President Cyril Ramaphosa will deliver the day’s keynote address virtually at 11:30 am.
The events, which triggered that uprising in South Africa, can be traced back to policies of the apartheid government that resulted in the introduction of the Bantu Education Act in 1953.
The rise of the Black Consciousness Movement (BCM) and the formation of the South African Students Organisation (SASO) raised the political consciousness of many students, with others joining the older guard political parties of the time.
When the apartheid government forced Afrikaans alongside English as a compulsory medium of instruction in schools in 1974, young Black learners began to mobilise.

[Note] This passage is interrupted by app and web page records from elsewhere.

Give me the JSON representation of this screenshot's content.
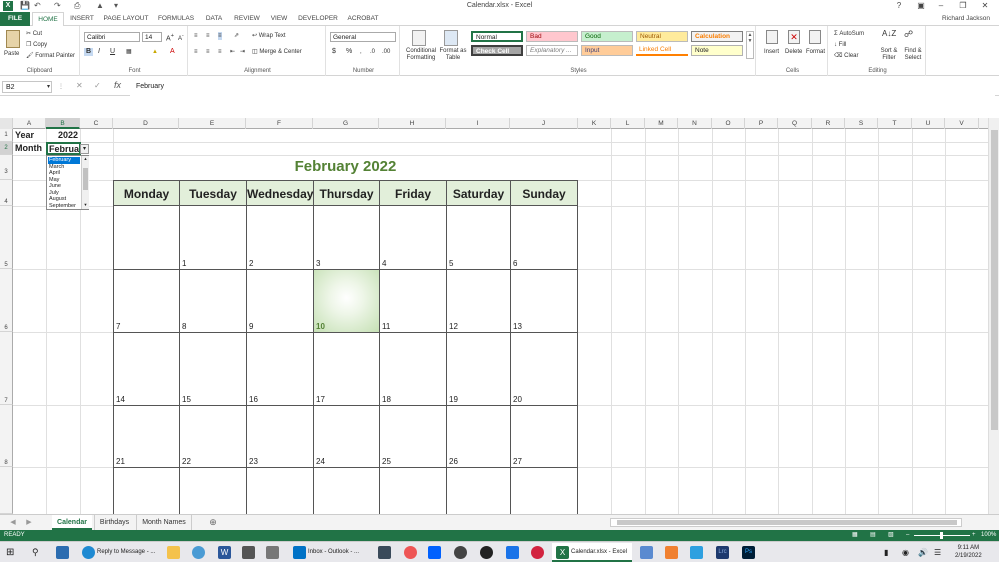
{
  "window": {
    "title": "Calendar.xlsx - Excel",
    "user": "Richard Jackson"
  },
  "colors": {
    "excel_green": "#217346",
    "header_fill": "#e2efda",
    "title_green": "#548235",
    "highlight": "#70ad47"
  },
  "ribbon_tabs": [
    "FILE",
    "HOME",
    "INSERT",
    "PAGE LAYOUT",
    "FORMULAS",
    "DATA",
    "REVIEW",
    "VIEW",
    "DEVELOPER",
    "ACROBAT"
  ],
  "ribbon": {
    "clipboard": {
      "paste": "Paste",
      "cut": "Cut",
      "copy": "Copy",
      "format_painter": "Format Painter",
      "label": "Clipboard"
    },
    "font": {
      "name": "Calibri",
      "size": "14",
      "label": "Font"
    },
    "alignment": {
      "wrap_text": "Wrap Text",
      "merge_center": "Merge & Center",
      "label": "Alignment"
    },
    "number": {
      "format": "General",
      "label": "Number"
    },
    "styles": {
      "conditional": "Conditional Formatting",
      "format_table": "Format as Table",
      "label": "Styles",
      "cells": [
        "Normal",
        "Bad",
        "Good",
        "Neutral",
        "Calculation",
        "Check Cell",
        "Explanatory ...",
        "Input",
        "Linked Cell",
        "Note"
      ]
    },
    "cells": {
      "insert": "Insert",
      "delete": "Delete",
      "format": "Format",
      "label": "Cells"
    },
    "editing": {
      "autosum": "AutoSum",
      "fill": "Fill",
      "clear": "Clear",
      "sort_filter": "Sort & Filter",
      "find_select": "Find & Select",
      "label": "Editing"
    }
  },
  "formula_bar": {
    "name_box": "B2",
    "fx": "fx",
    "value": "February"
  },
  "columns": [
    "A",
    "B",
    "C",
    "D",
    "E",
    "F",
    "G",
    "H",
    "I",
    "J",
    "K",
    "L",
    "M",
    "N",
    "O",
    "P",
    "Q",
    "R",
    "S",
    "T",
    "U",
    "V"
  ],
  "rows": [
    "1",
    "2",
    "3",
    "4",
    "5",
    "6",
    "7",
    "8"
  ],
  "cells": {
    "a1": "Year",
    "b1": "2022",
    "a2": "Month",
    "b2": "Februar"
  },
  "dropdown": [
    "February",
    "March",
    "April",
    "May",
    "June",
    "July",
    "August",
    "September"
  ],
  "calendar": {
    "title": "February   2022",
    "days": [
      "Monday",
      "Tuesday",
      "Wednesday",
      "Thursday",
      "Friday",
      "Saturday",
      "Sunday"
    ],
    "weeks": [
      [
        "",
        "1",
        "2",
        "3",
        "4",
        "5",
        "6"
      ],
      [
        "7",
        "8",
        "9",
        "10",
        "11",
        "12",
        "13"
      ],
      [
        "14",
        "15",
        "16",
        "17",
        "18",
        "19",
        "20"
      ],
      [
        "21",
        "22",
        "23",
        "24",
        "25",
        "26",
        "27"
      ]
    ],
    "today": "10"
  },
  "sheet_tabs": [
    "Calendar",
    "Birthdays",
    "Month Names"
  ],
  "status": {
    "mode": "READY",
    "zoom": "100%"
  },
  "taskbar": {
    "items": [
      "Reply to Message - ...",
      "Inbox - Outlook - ...",
      "Calendar.xlsx - Excel"
    ],
    "time": "9:11 AM",
    "date": "2/19/2022"
  }
}
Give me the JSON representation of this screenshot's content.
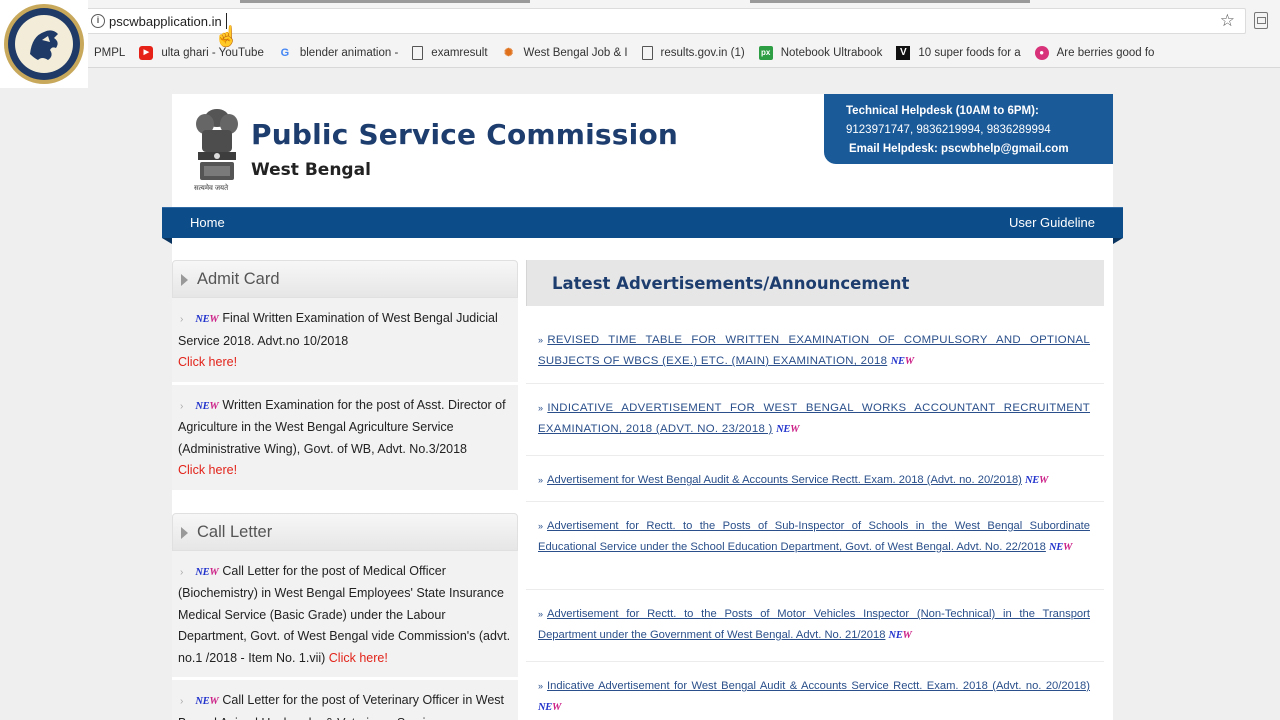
{
  "browser": {
    "url": "pscwbapplication.in",
    "bookmarks": [
      {
        "label": "PMPL",
        "icon": "none"
      },
      {
        "label": "ulta ghari - YouTube",
        "icon": "youtube-icon"
      },
      {
        "label": "blender animation -",
        "icon": "google-icon"
      },
      {
        "label": "examresult",
        "icon": "document-icon"
      },
      {
        "label": "West Bengal Job & I",
        "icon": "sun-icon"
      },
      {
        "label": "results.gov.in (1)",
        "icon": "page-icon"
      },
      {
        "label": "Notebook Ultrabook",
        "icon": "px-icon"
      },
      {
        "label": "10 super foods for a",
        "icon": "v-icon"
      },
      {
        "label": "Are berries good fo",
        "icon": "berry-icon"
      }
    ]
  },
  "header": {
    "title": "Public Service Commission",
    "subtitle": "West Bengal",
    "emblem_caption": "सत्यमेव जयते",
    "helpdesk": {
      "line1": "Technical Helpdesk (10AM to 6PM):",
      "line2": "9123971747, 9836219994, 9836289994",
      "line3": "Email Helpdesk: pscwbhelp@gmail.com"
    }
  },
  "nav": {
    "home": "Home",
    "guide": "User Guideline"
  },
  "badge": {
    "n": "NE",
    "w": "W"
  },
  "admit_card": {
    "title": "Admit Card",
    "items": [
      {
        "text": "Final Written Examination of West Bengal Judicial Service 2018. Advt.no 10/2018",
        "link": "Click here!"
      },
      {
        "text": "Written Examination for the post of Asst. Director of Agriculture in the West Bengal Agriculture Service (Administrative Wing), Govt. of WB, Advt. No.3/2018",
        "link": "Click here!"
      }
    ]
  },
  "call_letter": {
    "title": "Call Letter",
    "items": [
      {
        "text": "Call Letter for the post of Medical Officer (Biochemistry) in West Bengal Employees' State Insurance Medical Service (Basic Grade) under the Labour Department, Govt. of West Bengal vide Commission's (advt. no.1 /2018 - Item No. 1.vii)",
        "link": "Click here!"
      },
      {
        "text": "Call Letter for the post of Veterinary Officer in West Bengal Animal Husbandry & Veterinary Services",
        "link": ""
      }
    ]
  },
  "announcements": {
    "title": "Latest Advertisements/Announcement",
    "items": [
      "REVISED TIME TABLE FOR WRITTEN EXAMINATION OF COMPULSORY AND OPTIONAL SUBJECTS OF WBCS (EXE.) ETC. (MAIN) EXAMINATION, 2018",
      "INDICATIVE ADVERTISEMENT FOR WEST BENGAL WORKS ACCOUNTANT RECRUITMENT EXAMINATION, 2018 (ADVT. NO. 23/2018 )",
      "Advertisement for West Bengal Audit & Accounts Service Rectt. Exam. 2018 (Advt. no. 20/2018)",
      "Advertisement for Rectt. to the Posts of Sub-Inspector of Schools in the West Bengal Subordinate Educational Service under the School Education Department, Govt. of West Bengal. Advt. No. 22/2018",
      "Advertisement for Rectt. to the Posts of Motor Vehicles Inspector (Non-Technical) in the Transport Department under the Government of West Bengal. Advt. No. 21/2018",
      "Indicative Advertisement for West Bengal Audit & Accounts Service Rectt. Exam. 2018 (Advt. no. 20/2018)"
    ]
  },
  "colors": {
    "brand_blue": "#1d3d6e",
    "nav_blue": "#0c4c89",
    "helpdesk_blue": "#1b5a99",
    "link_red": "#e2231a",
    "link_blue": "#2a4f8a"
  }
}
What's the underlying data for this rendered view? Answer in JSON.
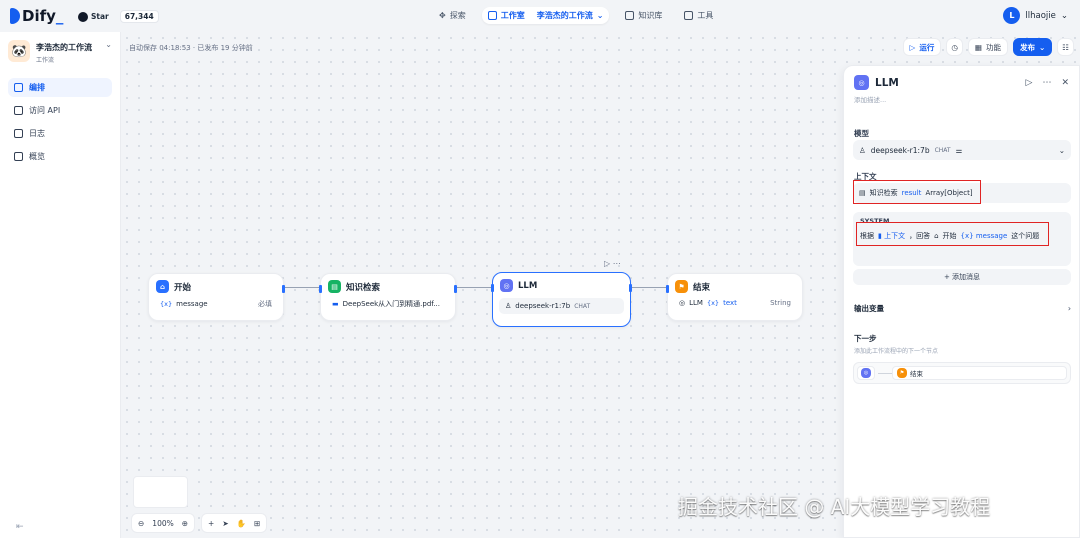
{
  "topbar": {
    "logo": "Dify",
    "github_star": "Star",
    "github_count": "67,344",
    "nav": [
      {
        "label": "探索",
        "icon": "compass-icon"
      },
      {
        "label": "工作室",
        "icon": "robot-icon",
        "sub": "李浩杰的工作流"
      },
      {
        "label": "知识库",
        "icon": "book-icon"
      },
      {
        "label": "工具",
        "icon": "briefcase-icon"
      }
    ],
    "user_initial": "L",
    "user_name": "llhaojie"
  },
  "sidebar": {
    "app_name": "李浩杰的工作流",
    "app_type": "工作流",
    "items": [
      {
        "label": "编排",
        "icon": "layout-icon",
        "active": true
      },
      {
        "label": "访问 API",
        "icon": "terminal-icon"
      },
      {
        "label": "日志",
        "icon": "file-icon"
      },
      {
        "label": "概览",
        "icon": "chart-icon"
      }
    ]
  },
  "canvas": {
    "autosave": "自动保存 04:18:53 · 已发布 19 分钟前",
    "run_label": "运行",
    "features_label": "功能",
    "publish_label": "发布",
    "zoom": "100%"
  },
  "nodes": {
    "start": {
      "title": "开始",
      "var_prefix": "{x}",
      "var_name": "message",
      "required": "必填",
      "color": "#2970ff"
    },
    "knowledge": {
      "title": "知识检索",
      "doc": "DeepSeek从入门到精通.pdf...",
      "color": "#16b364"
    },
    "llm": {
      "title": "LLM",
      "model": "deepseek-r1:7b",
      "tag": "CHAT",
      "color": "#6172f3"
    },
    "end": {
      "title": "结束",
      "var_src": "LLM",
      "var_prefix": "{x}",
      "var_name": "text",
      "type": "String",
      "color": "#f79009"
    }
  },
  "panel": {
    "title": "LLM",
    "desc": "添加描述...",
    "model_label": "模型",
    "model_name": "deepseek-r1:7b",
    "model_tag": "CHAT",
    "context_label": "上下文",
    "context_source": "知识检索",
    "context_var": "result",
    "context_type": "Array[Object]",
    "system_label": "SYSTEM",
    "sys_text1": "根据",
    "sys_ctx": "上下文",
    "sys_text2": "，回答",
    "sys_start": "开始",
    "sys_var": "{x} message",
    "sys_text3": "这个问题",
    "add_message": "+ 添加消息",
    "output_label": "输出变量",
    "next_label": "下一步",
    "next_desc": "添加此工作流程中的下一个节点",
    "next_node": "结束"
  },
  "watermark": "掘金技术社区 @ AI大模型学习教程"
}
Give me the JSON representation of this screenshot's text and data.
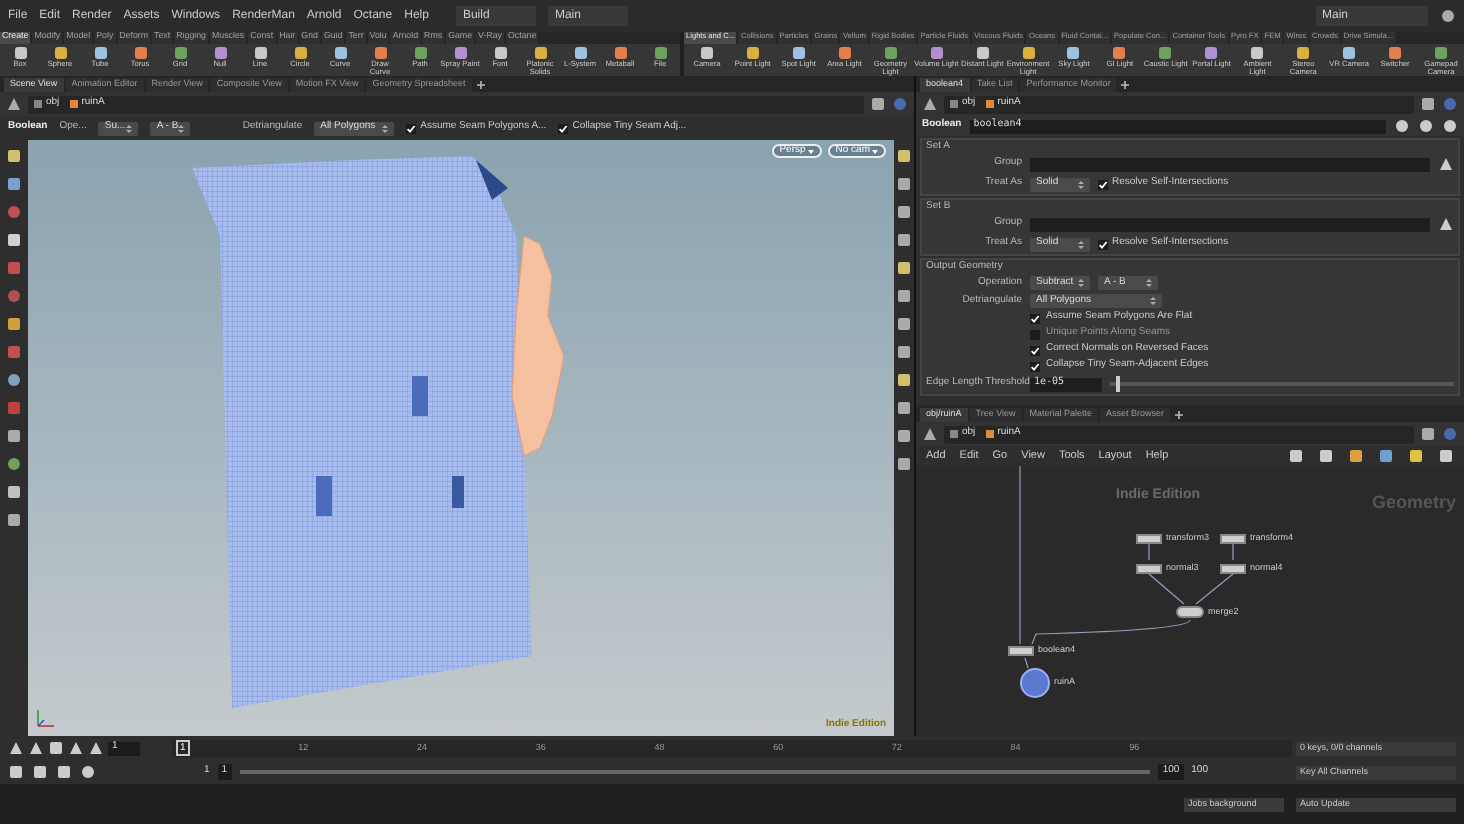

On 16 June 1976, between 3 000 and 10 000 students mobilised by the South African Students Movement’s Action Committee supported by the BCM marched peacefully to demonstrate and protest against the government’s directive.
While some of them lost their lives, others lived to tell the tale and are serving in various sectors of the country’s economy.
As the country reflects on the events of that day and the victory that followed, SABC Digital News highlights three of the many leaders who emerged from the uprising.
Below is a brief summary of them: